Images stay out. Everything else in the records is repeated exactly.

-------

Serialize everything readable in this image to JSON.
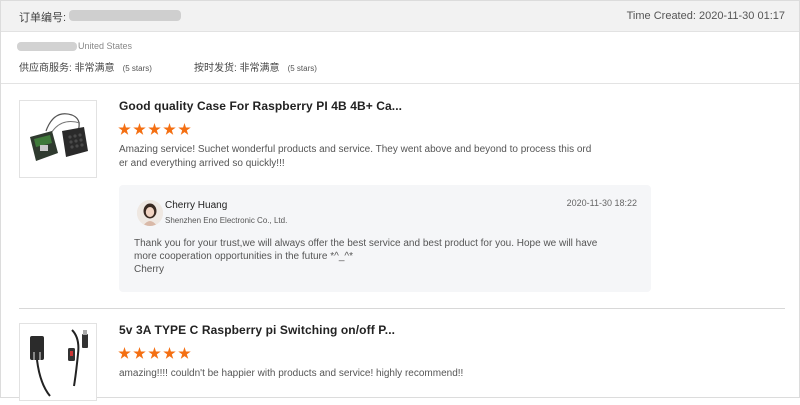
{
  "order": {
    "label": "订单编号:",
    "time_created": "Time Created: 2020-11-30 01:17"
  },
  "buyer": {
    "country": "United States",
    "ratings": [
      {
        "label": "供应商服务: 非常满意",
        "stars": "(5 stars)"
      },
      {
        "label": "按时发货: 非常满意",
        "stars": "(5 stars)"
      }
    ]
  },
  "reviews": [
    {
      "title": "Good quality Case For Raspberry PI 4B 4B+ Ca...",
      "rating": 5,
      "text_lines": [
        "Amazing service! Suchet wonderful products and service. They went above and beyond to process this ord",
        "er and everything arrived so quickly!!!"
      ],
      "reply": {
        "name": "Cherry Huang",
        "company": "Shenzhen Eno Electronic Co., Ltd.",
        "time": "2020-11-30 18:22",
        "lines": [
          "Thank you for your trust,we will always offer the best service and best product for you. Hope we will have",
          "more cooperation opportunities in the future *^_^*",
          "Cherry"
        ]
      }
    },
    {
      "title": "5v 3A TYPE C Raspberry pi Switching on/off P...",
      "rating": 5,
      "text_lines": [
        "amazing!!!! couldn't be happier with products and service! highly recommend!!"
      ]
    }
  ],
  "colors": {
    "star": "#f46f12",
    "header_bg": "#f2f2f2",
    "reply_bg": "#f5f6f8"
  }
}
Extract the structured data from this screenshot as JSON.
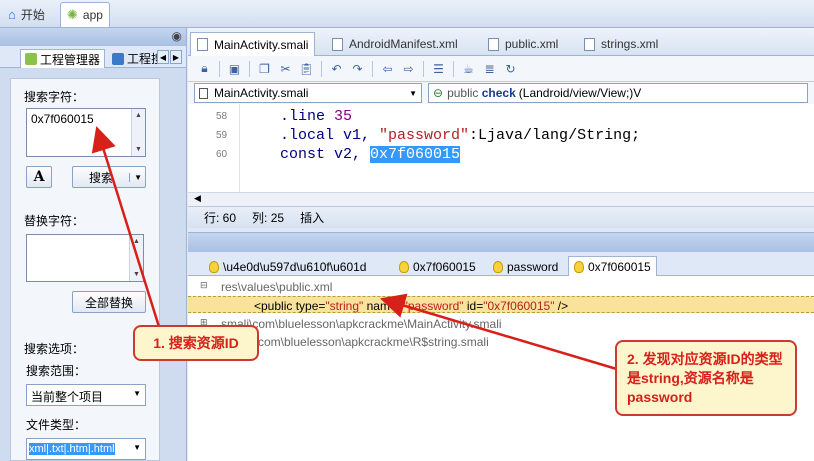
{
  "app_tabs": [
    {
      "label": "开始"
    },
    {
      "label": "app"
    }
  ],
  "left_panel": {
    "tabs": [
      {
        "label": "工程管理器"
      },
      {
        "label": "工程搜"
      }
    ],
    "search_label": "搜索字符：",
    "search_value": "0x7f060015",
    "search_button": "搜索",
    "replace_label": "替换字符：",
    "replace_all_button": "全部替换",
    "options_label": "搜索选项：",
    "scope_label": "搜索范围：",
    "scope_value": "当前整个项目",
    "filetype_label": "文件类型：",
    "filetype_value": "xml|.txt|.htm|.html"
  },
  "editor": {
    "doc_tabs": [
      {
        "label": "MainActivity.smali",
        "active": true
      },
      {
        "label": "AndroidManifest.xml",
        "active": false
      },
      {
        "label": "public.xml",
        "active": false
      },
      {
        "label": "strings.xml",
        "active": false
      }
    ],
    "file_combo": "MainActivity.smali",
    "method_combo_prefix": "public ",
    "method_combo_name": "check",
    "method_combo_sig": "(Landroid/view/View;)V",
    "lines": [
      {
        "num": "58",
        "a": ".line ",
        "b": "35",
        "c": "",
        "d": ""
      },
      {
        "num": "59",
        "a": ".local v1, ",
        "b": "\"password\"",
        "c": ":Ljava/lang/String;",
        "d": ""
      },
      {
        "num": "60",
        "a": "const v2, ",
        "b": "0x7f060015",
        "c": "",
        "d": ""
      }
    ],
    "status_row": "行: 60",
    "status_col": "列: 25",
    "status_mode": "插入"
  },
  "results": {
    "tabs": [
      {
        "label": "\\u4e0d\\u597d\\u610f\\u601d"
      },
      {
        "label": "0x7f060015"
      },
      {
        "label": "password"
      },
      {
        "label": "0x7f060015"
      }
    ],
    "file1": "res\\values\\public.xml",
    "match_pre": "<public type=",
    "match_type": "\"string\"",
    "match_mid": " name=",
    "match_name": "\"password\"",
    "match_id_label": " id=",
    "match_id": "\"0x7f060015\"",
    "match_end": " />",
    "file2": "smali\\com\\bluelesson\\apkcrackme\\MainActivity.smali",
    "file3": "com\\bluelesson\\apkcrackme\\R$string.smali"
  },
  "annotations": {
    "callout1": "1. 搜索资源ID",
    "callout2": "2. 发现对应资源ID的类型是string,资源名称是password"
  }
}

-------

→ **Answer to the exercise**:
Serialize everything readable in this image to JSON.
{
  "order": {
    "label": "订单编号:",
    "time_created": "Time Created: 2020-11-30 01:17"
  },
  "buyer": {
    "country": "United States",
    "ratings": [
      {
        "label": "供应商服务: 非常满意",
        "stars": "(5 stars)"
      },
      {
        "label": "按时发货: 非常满意",
        "stars": "(5 stars)"
      }
    ]
  },
  "reviews": [
    {
      "title": "Good quality Case For Raspberry PI 4B 4B+ Ca...",
      "rating": 5,
      "text_lines": [
        "Amazing service! Suchet wonderful products and service. They went above and beyond to process this ord",
        "er and everything arrived so quickly!!!"
      ],
      "reply": {
        "name": "Cherry Huang",
        "company": "Shenzhen Eno Electronic Co., Ltd.",
        "time": "2020-11-30 18:22",
        "lines": [
          "Thank you for your trust,we will always offer the best service and best product for you. Hope we will have",
          "more cooperation opportunities in the future *^_^*",
          "Cherry"
        ]
      }
    },
    {
      "title": "5v 3A TYPE C Raspberry pi Switching on/off P...",
      "rating": 5,
      "text_lines": [
        "amazing!!!! couldn't be happier with products and service! highly recommend!!"
      ]
    }
  ],
  "colors": {
    "star": "#f46f12",
    "header_bg": "#f2f2f2",
    "reply_bg": "#f5f6f8"
  }
}
Extract the structured data from this screenshot as JSON.
{
  "app_tabs": [
    {
      "label": "开始"
    },
    {
      "label": "app"
    }
  ],
  "left_panel": {
    "tabs": [
      {
        "label": "工程管理器"
      },
      {
        "label": "工程搜"
      }
    ],
    "search_label": "搜索字符：",
    "search_value": "0x7f060015",
    "search_button": "搜索",
    "replace_label": "替换字符：",
    "replace_all_button": "全部替换",
    "options_label": "搜索选项：",
    "scope_label": "搜索范围：",
    "scope_value": "当前整个项目",
    "filetype_label": "文件类型：",
    "filetype_value": "xml|.txt|.htm|.html"
  },
  "editor": {
    "doc_tabs": [
      {
        "label": "MainActivity.smali",
        "active": true
      },
      {
        "label": "AndroidManifest.xml",
        "active": false
      },
      {
        "label": "public.xml",
        "active": false
      },
      {
        "label": "strings.xml",
        "active": false
      }
    ],
    "file_combo": "MainActivity.smali",
    "method_combo_prefix": "public ",
    "method_combo_name": "check",
    "method_combo_sig": "(Landroid/view/View;)V",
    "lines": [
      {
        "num": "58",
        "a": ".line ",
        "b": "35",
        "c": "",
        "d": ""
      },
      {
        "num": "59",
        "a": ".local v1, ",
        "b": "\"password\"",
        "c": ":Ljava/lang/String;",
        "d": ""
      },
      {
        "num": "60",
        "a": "const v2, ",
        "b": "0x7f060015",
        "c": "",
        "d": ""
      }
    ],
    "status_row": "行: 60",
    "status_col": "列: 25",
    "status_mode": "插入"
  },
  "results": {
    "tabs": [
      {
        "label": "\\u4e0d\\u597d\\u610f\\u601d"
      },
      {
        "label": "0x7f060015"
      },
      {
        "label": "password"
      },
      {
        "label": "0x7f060015"
      }
    ],
    "file1": "res\\values\\public.xml",
    "match_pre": "<public type=",
    "match_type": "\"string\"",
    "match_mid": " name=",
    "match_name": "\"password\"",
    "match_id_label": " id=",
    "match_id": "\"0x7f060015\"",
    "match_end": " />",
    "file2": "smali\\com\\bluelesson\\apkcrackme\\MainActivity.smali",
    "file3": "com\\bluelesson\\apkcrackme\\R$string.smali"
  },
  "annotations": {
    "callout1": "1. 搜索资源ID",
    "callout2": "2. 发现对应资源ID的类型是string,资源名称是password"
  }
}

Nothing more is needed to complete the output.